“Messy;” that’s the one-word answer I’ve been giving to the question “How was LoveFest?” Sure, it was a beautiful day, I had fun and even danced to some good techno, but my overall impression of the event was that it almost exceeded FurCon in terms of kids going well beyond what they could, or should, handle.

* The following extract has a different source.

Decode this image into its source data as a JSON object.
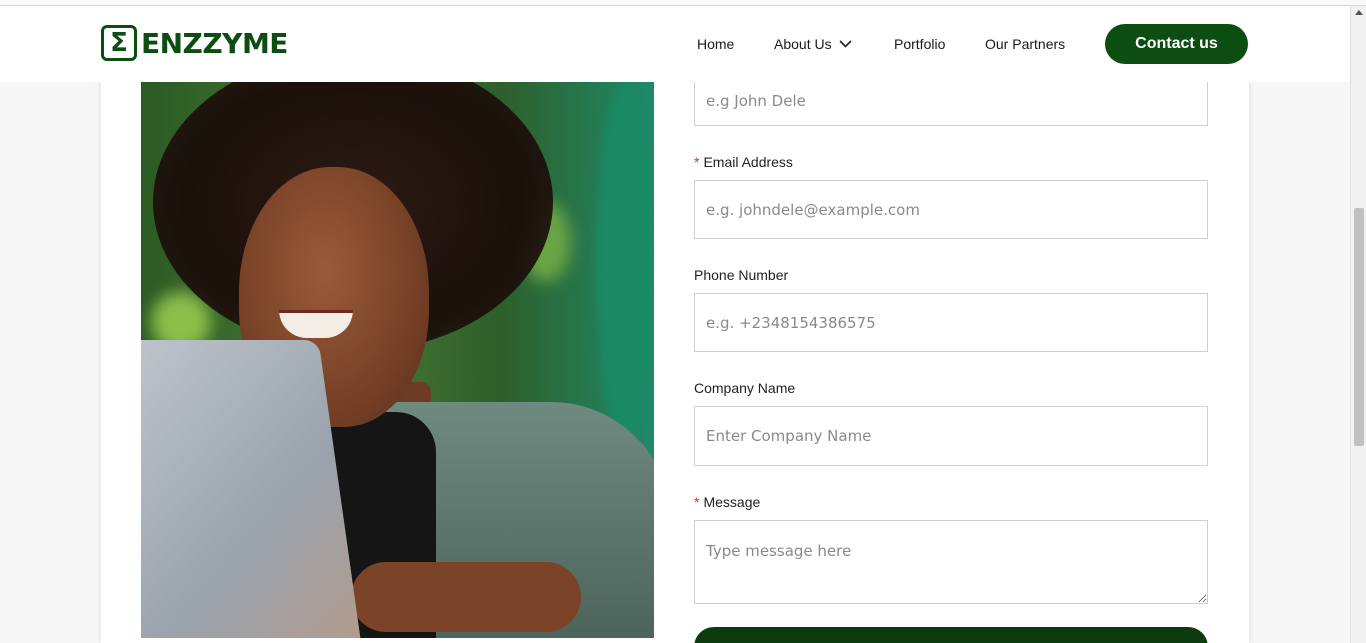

The first sign of messiness came as I was standing behind the Tantra float with Kitty shortly after arriving. We were chatting with Saturnia when a man came over and asked us if he knew where to find a medical team, as he had just found a group of really "messed up" kids in need of some assistance; a few minutes later I noticed a kid stumble headlong into a trashcan and then just stand there, leaning forward against it, his eyes rolling up into his head. We moved on before I could see the outcome of this particular bad trip, but shortly afterwards, standing against a barricade and watching the crowd in front of the Kontrol/Auralism Records float, I had a more personal encounter with wretched excess. A very suburban-looking blonde girl, wearing the faerie wings and tiara that seemed to be the LoveFest fashion statement for girls this year, stumbled over and began rubbing herself up against me. More amused than shocked I said “Hey, having fun?” “Yeah,” she slurred, and proceeded to ask about my favorite color before her friend pulled her, loose-limbed and barely standing, back into the crowd. Shortly thereafter, on my way to get a drink, I saw an otherwise very attractive blond boy puking right in the middle of Larkin street, and then, coming back from getting that drink, a girl who was being led through the crowd by two friends went rag-doll limp and collapsed right in front of me.

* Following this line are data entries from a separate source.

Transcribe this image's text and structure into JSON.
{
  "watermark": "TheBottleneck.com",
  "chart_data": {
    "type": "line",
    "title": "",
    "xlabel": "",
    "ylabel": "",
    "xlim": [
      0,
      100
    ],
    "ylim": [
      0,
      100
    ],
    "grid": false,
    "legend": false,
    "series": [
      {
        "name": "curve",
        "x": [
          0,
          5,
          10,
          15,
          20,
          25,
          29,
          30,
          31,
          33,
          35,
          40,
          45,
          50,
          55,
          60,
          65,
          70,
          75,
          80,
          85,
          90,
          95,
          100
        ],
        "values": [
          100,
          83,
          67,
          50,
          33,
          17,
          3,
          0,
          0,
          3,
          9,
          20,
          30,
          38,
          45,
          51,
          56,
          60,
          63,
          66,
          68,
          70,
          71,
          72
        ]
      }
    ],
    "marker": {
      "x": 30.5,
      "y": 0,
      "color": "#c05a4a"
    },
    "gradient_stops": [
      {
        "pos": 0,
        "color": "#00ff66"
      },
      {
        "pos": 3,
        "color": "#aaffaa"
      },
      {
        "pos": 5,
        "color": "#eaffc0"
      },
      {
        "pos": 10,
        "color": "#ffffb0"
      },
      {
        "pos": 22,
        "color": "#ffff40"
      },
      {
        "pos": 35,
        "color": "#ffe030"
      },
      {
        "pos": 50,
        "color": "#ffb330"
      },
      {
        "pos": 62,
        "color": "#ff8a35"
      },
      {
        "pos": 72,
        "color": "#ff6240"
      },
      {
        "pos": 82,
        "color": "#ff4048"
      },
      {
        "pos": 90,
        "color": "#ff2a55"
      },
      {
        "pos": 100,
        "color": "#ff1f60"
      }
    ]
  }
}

Kitty later commented that, when he first got down there around 2PM, he was surprised by just how fucked-up everybody already seemed to be. Now, far be it for me to cast aspersions on people for losing their faces in whatever manner they chose in public, but c’mon kids, you need to learn how to maintain. When I was dancing to Alland Byallo’s set at the Kontrol float later, I took a moment to really look at the crowd around me. In front of me were five gay guys dancing shirtless and passing around a bottle of jungle juice; to my right was a group of younger kids, probably in their early twenties, including a very pretty thin, smooth, boy with shaggy blonde and red-streaked hair wearing aviators and with one cuff of a pair of fur-lined handcuffs locked around his right wrist; while to my left was a gentleman wearing a straw homburg, a button-up shirt with a vest, and aviators looking quite dandy and handsome, and all around a crowd of generally attractive, young people sucking on lollipops. It was obvious to me, being well-versed in such things, that everybody was pretty high, but there were no signs of the simply gross behavior I had seen earlier. This, I thought, is part of what makes the techno scene attractive to me, that it’s a scene where people like to party, but are a little more mature in the way they go about it. Walking around later it seemed to me that there was a direct correlation between the level of sophistication in the music and the overall vibe of the crowd, where the dumber the music got, the sloppier the crowd.
Kitty and I left LoveFest around 5.00; with the size of the crowd increasing, along with the lines for the portapotties and beverages, we didn’t really see much promise of the party getting any less sloppy, and, beyond Kontrol, there wasn’t much musically that caught my interest (I do have to give the HomoChic kids a shout-out for their “Death of Shade” float, which I thought best captured the renegade spirit that should be a major part of the LoveFest experience, but they suffered from poor placement between Tantra and Tweekin’ Records, whose sound systems simply overpowered HomoChic’s to such a degree that I couldn’t even hear them when I moved back a few feet from the speakers). I’m glad that San Francisco does LoveFest, and I’m even kind of glad that these kids, sloppy as they may be, have a chance to experience it, but, as another veteran partier of my acquaintance recently put it, I don’t really want to hang out around them while they go through their learning experiences.